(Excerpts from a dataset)
—————

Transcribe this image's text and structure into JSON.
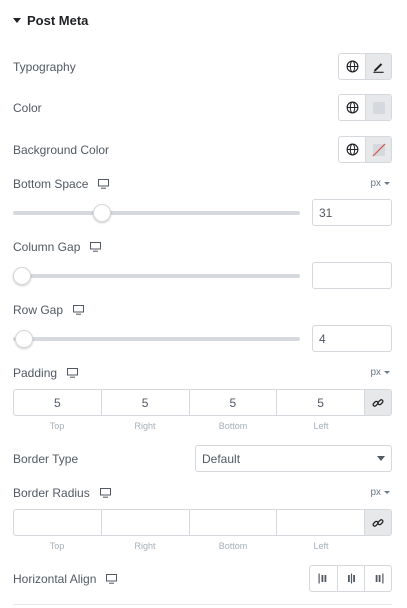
{
  "section": {
    "title": "Post Meta"
  },
  "typography": {
    "label": "Typography",
    "globe_icon": "globe-icon",
    "edit_icon": "pencil-icon"
  },
  "color": {
    "label": "Color",
    "swatch_color": "#d5d8dc"
  },
  "background_color": {
    "label": "Background Color",
    "swatch": "none"
  },
  "bottom_space": {
    "label": "Bottom Space",
    "unit": "px",
    "value": "31",
    "slider_fraction": 0.31
  },
  "column_gap": {
    "label": "Column Gap",
    "value": "",
    "slider_fraction": 0
  },
  "row_gap": {
    "label": "Row Gap",
    "value": "4",
    "slider_fraction": 0.04
  },
  "padding": {
    "label": "Padding",
    "unit": "px",
    "values": [
      "5",
      "5",
      "5",
      "5"
    ],
    "sides": [
      "Top",
      "Right",
      "Bottom",
      "Left"
    ]
  },
  "border_type": {
    "label": "Border Type",
    "selected": "Default"
  },
  "border_radius": {
    "label": "Border Radius",
    "unit": "px",
    "values": [
      "",
      "",
      "",
      ""
    ],
    "sides": [
      "Top",
      "Right",
      "Bottom",
      "Left"
    ]
  },
  "horizontal_align": {
    "label": "Horizontal Align",
    "options": [
      "align-left-icon",
      "align-center-icon",
      "align-right-icon"
    ]
  }
}
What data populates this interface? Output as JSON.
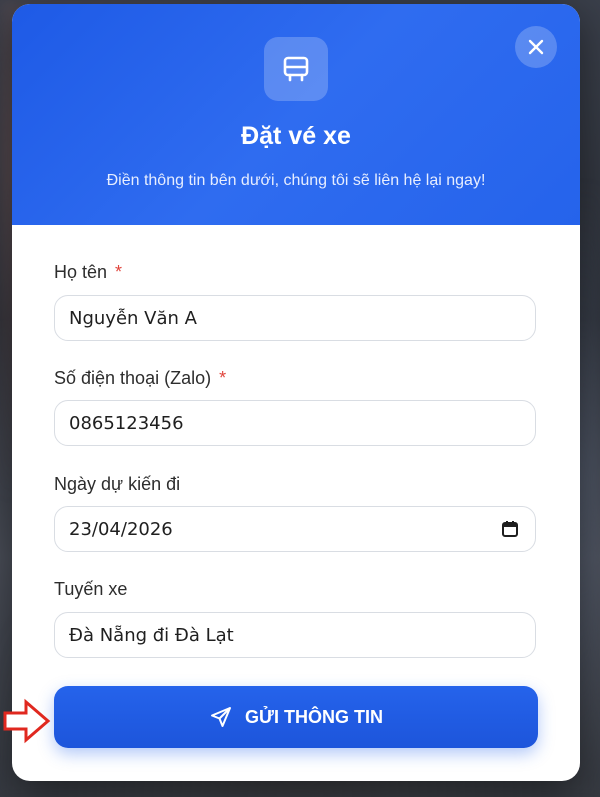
{
  "modal": {
    "title": "Đặt vé xe",
    "subtitle": "Điền thông tin bên dưới, chúng tôi sẽ liên hệ lại ngay!",
    "badge_icon": "bus-icon",
    "close_icon": "close-icon"
  },
  "form": {
    "name": {
      "label": "Họ tên",
      "required_mark": "*",
      "value": "Nguyễn Văn A"
    },
    "phone": {
      "label": "Số điện thoại (Zalo)",
      "required_mark": "*",
      "value": "0865123456"
    },
    "date": {
      "label": "Ngày dự kiến đi",
      "value": "23/04/2026",
      "icon": "calendar-icon"
    },
    "route": {
      "label": "Tuyến xe",
      "value": "Đà Nẵng đi Đà Lạt"
    }
  },
  "submit": {
    "label": "GỬI THÔNG TIN",
    "icon": "send-icon"
  },
  "annotation": {
    "icon": "arrow-right-icon",
    "color": "#e0281f"
  },
  "colors": {
    "accent": "#2563eb",
    "required": "#e0443c"
  }
}
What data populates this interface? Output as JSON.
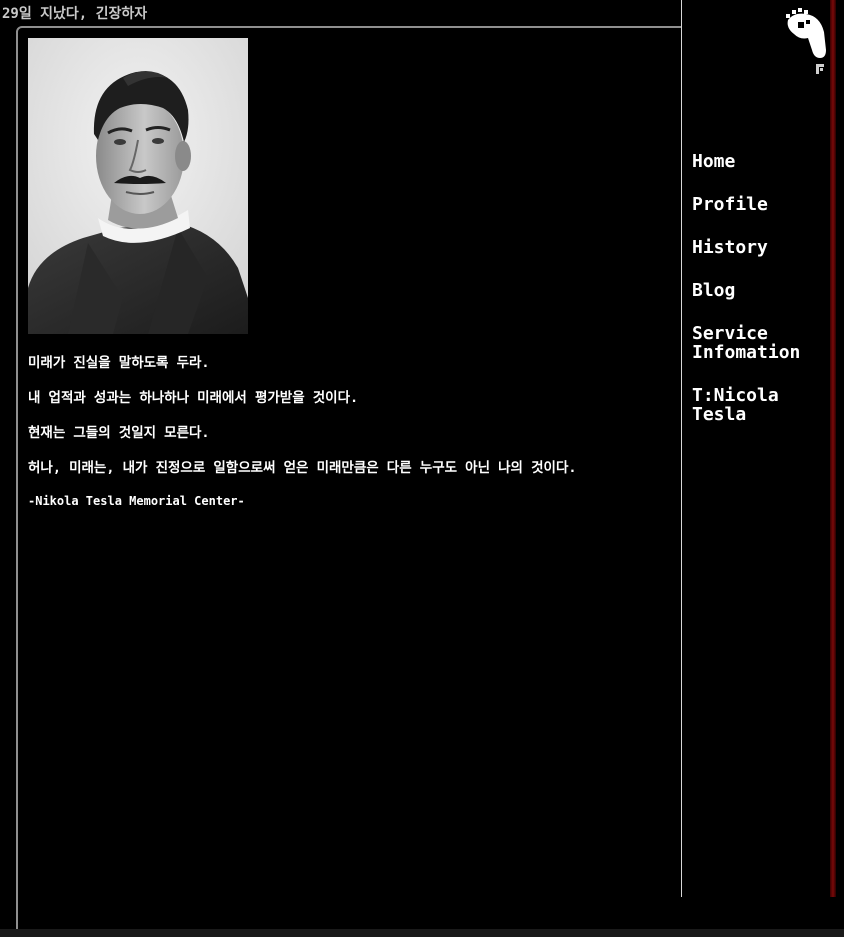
{
  "page": {
    "title": "29일 지났다, 긴장하자"
  },
  "main": {
    "portrait_alt": "portrait photograph",
    "lines": [
      "미래가 진실을 말하도록 두라.",
      "내 업적과 성과는 하나하나 미래에서 평가받을 것이다.",
      "현재는 그들의 것일지 모른다.",
      "허나, 미래는, 내가 진정으로 일함으로써 얻은 미래만큼은 다른 누구도 아닌 나의 것이다."
    ],
    "signature": "-Nikola Tesla Memorial Center-"
  },
  "sidebar": {
    "logo_icon": "pixel-hand-cursor-icon",
    "nav": [
      {
        "label": "Home"
      },
      {
        "label": "Profile"
      },
      {
        "label": "History"
      },
      {
        "label": "Blog"
      },
      {
        "label": "Service Infomation"
      },
      {
        "label": "T:Nicola Tesla"
      }
    ]
  },
  "colors": {
    "background": "#000000",
    "text": "#ffffff",
    "frame_border": "#8f8f8f",
    "sidebar_edge": "#7a0a0a"
  }
}
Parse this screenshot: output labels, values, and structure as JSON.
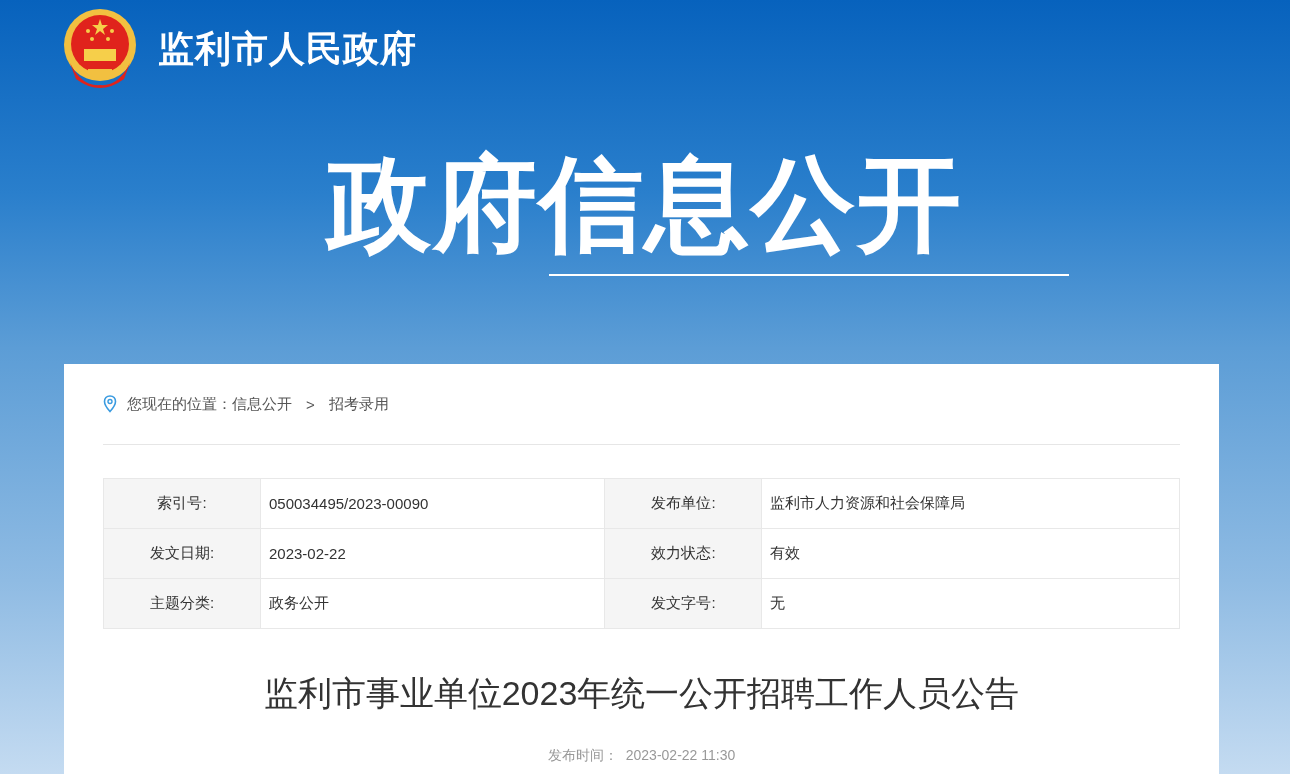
{
  "site": {
    "name": "监利市人民政府"
  },
  "banner": {
    "title": "政府信息公开"
  },
  "breadcrumb": {
    "prefix": "您现在的位置：",
    "items": [
      "信息公开",
      "招考录用"
    ],
    "separator": ">"
  },
  "meta": [
    [
      {
        "label": "索引号:",
        "value": "050034495/2023-00090"
      },
      {
        "label": "发布单位:",
        "value": "监利市人力资源和社会保障局"
      }
    ],
    [
      {
        "label": "发文日期:",
        "value": "2023-02-22"
      },
      {
        "label": "效力状态:",
        "value": "有效"
      }
    ],
    [
      {
        "label": "主题分类:",
        "value": "政务公开"
      },
      {
        "label": "发文字号:",
        "value": "无"
      }
    ]
  ],
  "article": {
    "title": "监利市事业单位2023年统一公开招聘工作人员公告",
    "publish_label": "发布时间：",
    "publish_time": "2023-02-22 11:30"
  }
}
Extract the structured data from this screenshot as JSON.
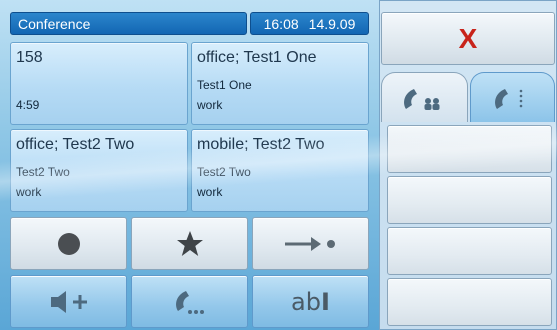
{
  "header": {
    "title": "Conference",
    "time": "16:08",
    "date": "14.9.09"
  },
  "participants": [
    {
      "name": "158",
      "line1": "",
      "line2": "4:59"
    },
    {
      "name": "office; Test1 One",
      "line1": "Test1 One",
      "line2": "work"
    },
    {
      "name": "office; Test2 Two",
      "line1": "Test2 Two",
      "line2": "work"
    },
    {
      "name": "mobile; Test2 Two",
      "line1": "Test2 Two",
      "line2": "work"
    }
  ],
  "controls": {
    "rename_glyph": "ab"
  },
  "close": {
    "label": "X",
    "color": "#c8241b"
  },
  "tabs": [
    {
      "icon": "phone-conference-icon",
      "active": true
    },
    {
      "icon": "phone-keypad-icon",
      "active": false
    }
  ],
  "colors": {
    "title_bar": "#1a72bd",
    "tile": "#b6dbf5",
    "close": "#c8241b"
  }
}
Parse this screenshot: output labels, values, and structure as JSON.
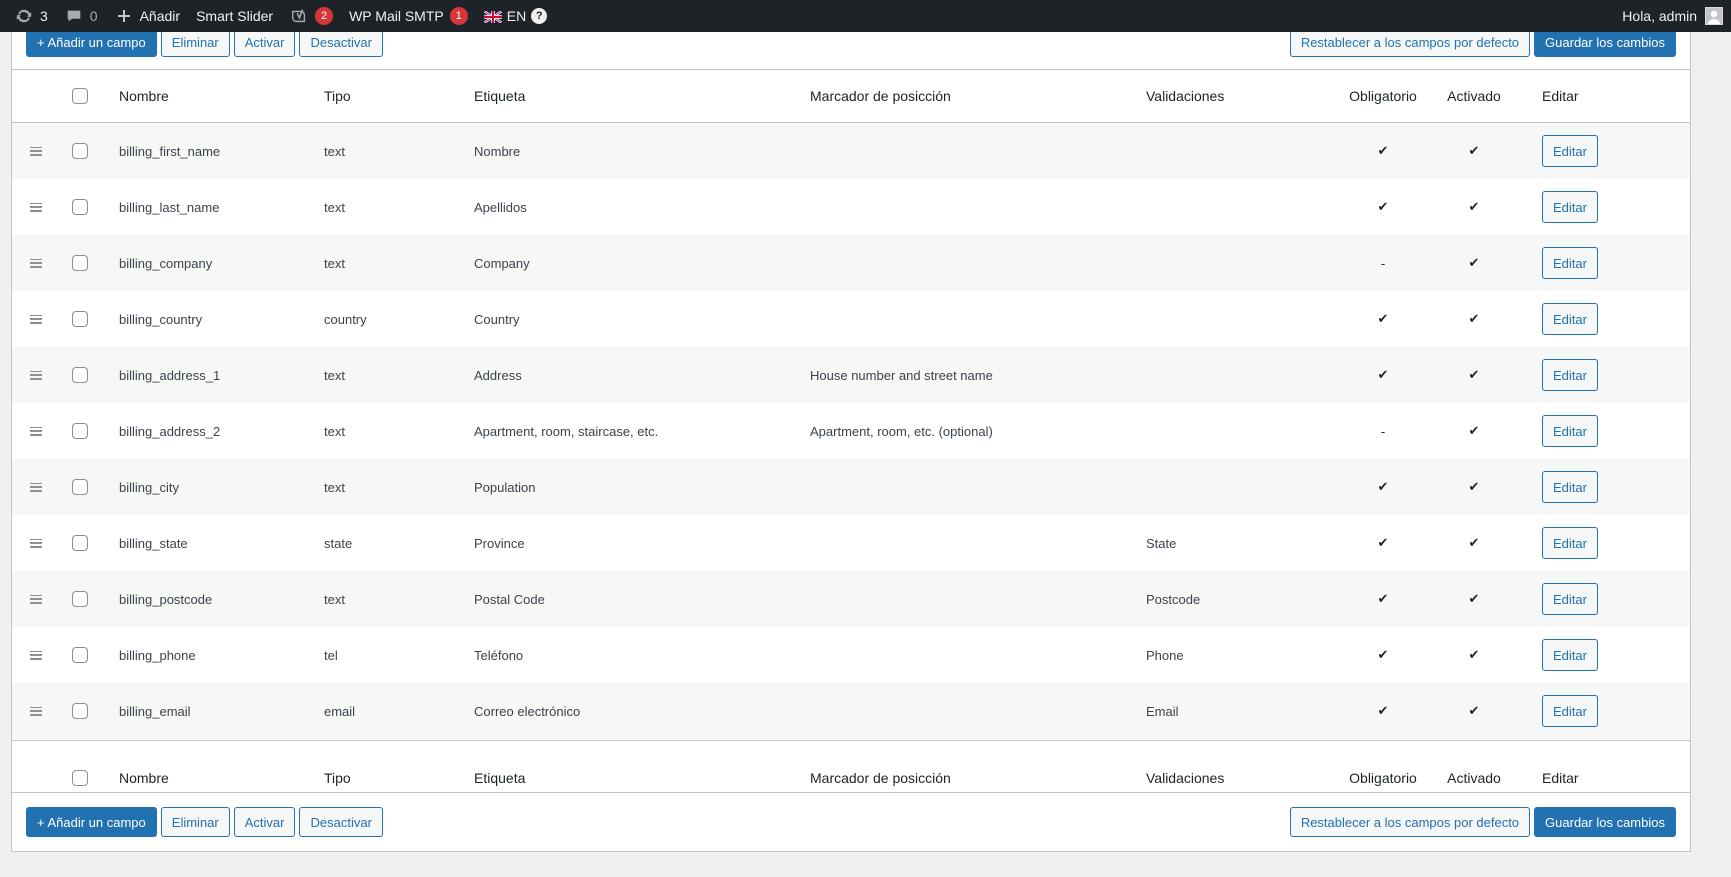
{
  "adminbar": {
    "updates_count": "3",
    "comments_count": "0",
    "new_label": "Añadir",
    "smart_slider_label": "Smart Slider",
    "yoast_badge": "2",
    "wp_mail_label": "WP Mail SMTP",
    "wp_mail_badge": "1",
    "language_label": "EN",
    "greeting": "Hola, admin"
  },
  "toolbar": {
    "add_field": "+ Añadir un campo",
    "delete": "Eliminar",
    "activate": "Activar",
    "deactivate": "Desactivar",
    "reset": "Restablecer a los campos por defecto",
    "save": "Guardar los cambios"
  },
  "table": {
    "columns": {
      "name": "Nombre",
      "type": "Tipo",
      "label": "Etiqueta",
      "placeholder": "Marcador de posicción",
      "validations": "Validaciones",
      "required": "Obligatorio",
      "enabled": "Activado",
      "edit": "Editar"
    },
    "edit_label": "Editar",
    "rows": [
      {
        "name": "billing_first_name",
        "type": "text",
        "label": "Nombre",
        "placeholder": "",
        "validation": "",
        "required": "✔",
        "enabled": "✔"
      },
      {
        "name": "billing_last_name",
        "type": "text",
        "label": "Apellidos",
        "placeholder": "",
        "validation": "",
        "required": "✔",
        "enabled": "✔"
      },
      {
        "name": "billing_company",
        "type": "text",
        "label": "Company",
        "placeholder": "",
        "validation": "",
        "required": "-",
        "enabled": "✔"
      },
      {
        "name": "billing_country",
        "type": "country",
        "label": "Country",
        "placeholder": "",
        "validation": "",
        "required": "✔",
        "enabled": "✔"
      },
      {
        "name": "billing_address_1",
        "type": "text",
        "label": "Address",
        "placeholder": "House number and street name",
        "validation": "",
        "required": "✔",
        "enabled": "✔"
      },
      {
        "name": "billing_address_2",
        "type": "text",
        "label": "Apartment, room, staircase, etc.",
        "placeholder": "Apartment, room, etc. (optional)",
        "validation": "",
        "required": "-",
        "enabled": "✔"
      },
      {
        "name": "billing_city",
        "type": "text",
        "label": "Population",
        "placeholder": "",
        "validation": "",
        "required": "✔",
        "enabled": "✔"
      },
      {
        "name": "billing_state",
        "type": "state",
        "label": "Province",
        "placeholder": "",
        "validation": "State",
        "required": "✔",
        "enabled": "✔"
      },
      {
        "name": "billing_postcode",
        "type": "text",
        "label": "Postal Code",
        "placeholder": "",
        "validation": "Postcode",
        "required": "✔",
        "enabled": "✔"
      },
      {
        "name": "billing_phone",
        "type": "tel",
        "label": "Teléfono",
        "placeholder": "",
        "validation": "Phone",
        "required": "✔",
        "enabled": "✔"
      },
      {
        "name": "billing_email",
        "type": "email",
        "label": "Correo electrónico",
        "placeholder": "",
        "validation": "Email",
        "required": "✔",
        "enabled": "✔"
      }
    ]
  }
}
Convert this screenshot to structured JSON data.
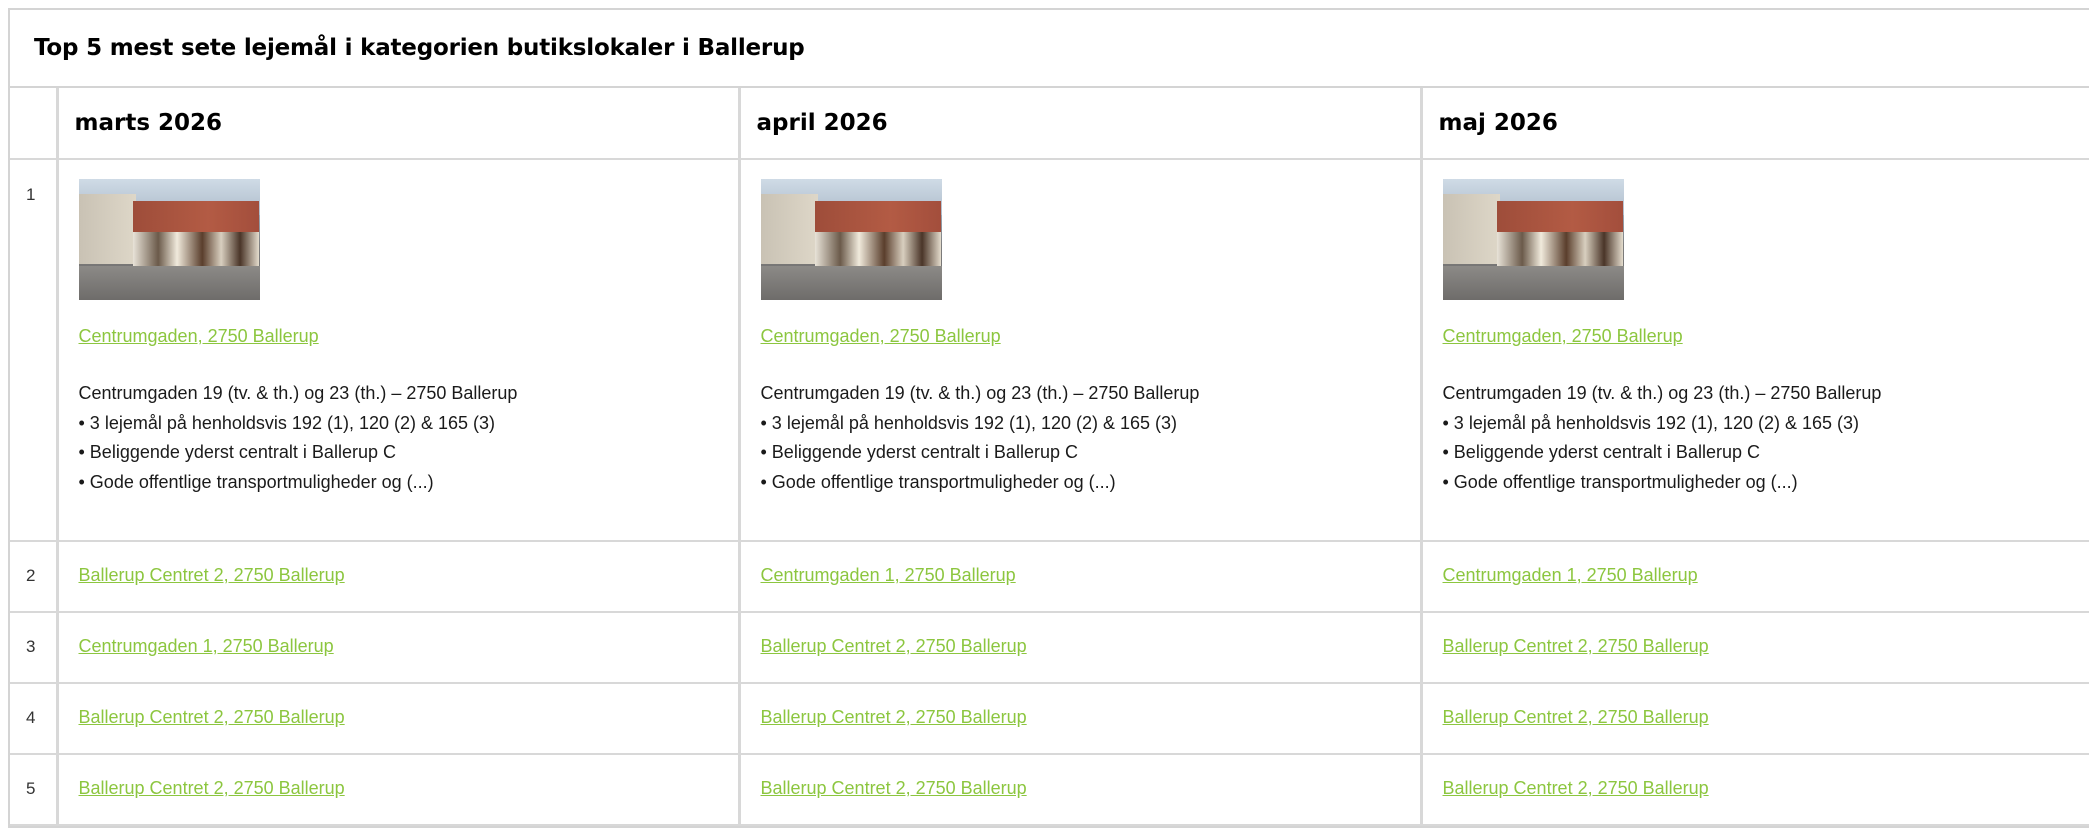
{
  "title": "Top 5 mest sete lejemål i kategorien butikslokaler i Ballerup",
  "months": [
    "marts 2026",
    "april 2026",
    "maj 2026"
  ],
  "featured": {
    "rank": "1",
    "cells": [
      {
        "link": "Centrumgaden, 2750 Ballerup",
        "lines": [
          "Centrumgaden 19 (tv. & th.) og 23 (th.) – 2750 Ballerup",
          "• 3 lejemål på henholdsvis 192 (1), 120 (2) & 165 (3)",
          "• Beliggende yderst centralt i Ballerup C",
          "• Gode offentlige transportmuligheder og (...)"
        ]
      },
      {
        "link": "Centrumgaden, 2750 Ballerup",
        "lines": [
          "Centrumgaden 19 (tv. & th.) og 23 (th.) – 2750 Ballerup",
          "• 3 lejemål på henholdsvis 192 (1), 120 (2) & 165 (3)",
          "• Beliggende yderst centralt i Ballerup C",
          "• Gode offentlige transportmuligheder og (...)"
        ]
      },
      {
        "link": "Centrumgaden, 2750 Ballerup",
        "lines": [
          "Centrumgaden 19 (tv. & th.) og 23 (th.) – 2750 Ballerup",
          "• 3 lejemål på henholdsvis 192 (1), 120 (2) & 165 (3)",
          "• Beliggende yderst centralt i Ballerup C",
          "• Gode offentlige transportmuligheder og (...)"
        ]
      }
    ]
  },
  "rows": [
    {
      "rank": "2",
      "cells": [
        "Ballerup Centret 2, 2750 Ballerup",
        "Centrumgaden 1, 2750 Ballerup",
        "Centrumgaden 1, 2750 Ballerup"
      ]
    },
    {
      "rank": "3",
      "cells": [
        "Centrumgaden 1, 2750 Ballerup",
        "Ballerup Centret 2, 2750 Ballerup",
        "Ballerup Centret 2, 2750 Ballerup"
      ]
    },
    {
      "rank": "4",
      "cells": [
        "Ballerup Centret 2, 2750 Ballerup",
        "Ballerup Centret 2, 2750 Ballerup",
        "Ballerup Centret 2, 2750 Ballerup"
      ]
    },
    {
      "rank": "5",
      "cells": [
        "Ballerup Centret 2, 2750 Ballerup",
        "Ballerup Centret 2, 2750 Ballerup",
        "Ballerup Centret 2, 2750 Ballerup"
      ]
    }
  ],
  "colors": {
    "link": "#8cc63f",
    "border": "#d8d8d8"
  }
}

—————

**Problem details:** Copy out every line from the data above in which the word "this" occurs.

**Solution to the exercise:**
Transcribe this image's text and structure into JSON.
What data populates this interface? Output as JSON.
What data populates this interface? Output as JSON.
Parse this screenshot: output labels, values, and structure as JSON.
Extract the structured data from this screenshot as JSON.
Parse this screenshot: output labels, values, and structure as JSON.
Convert this screenshot to structured JSON data.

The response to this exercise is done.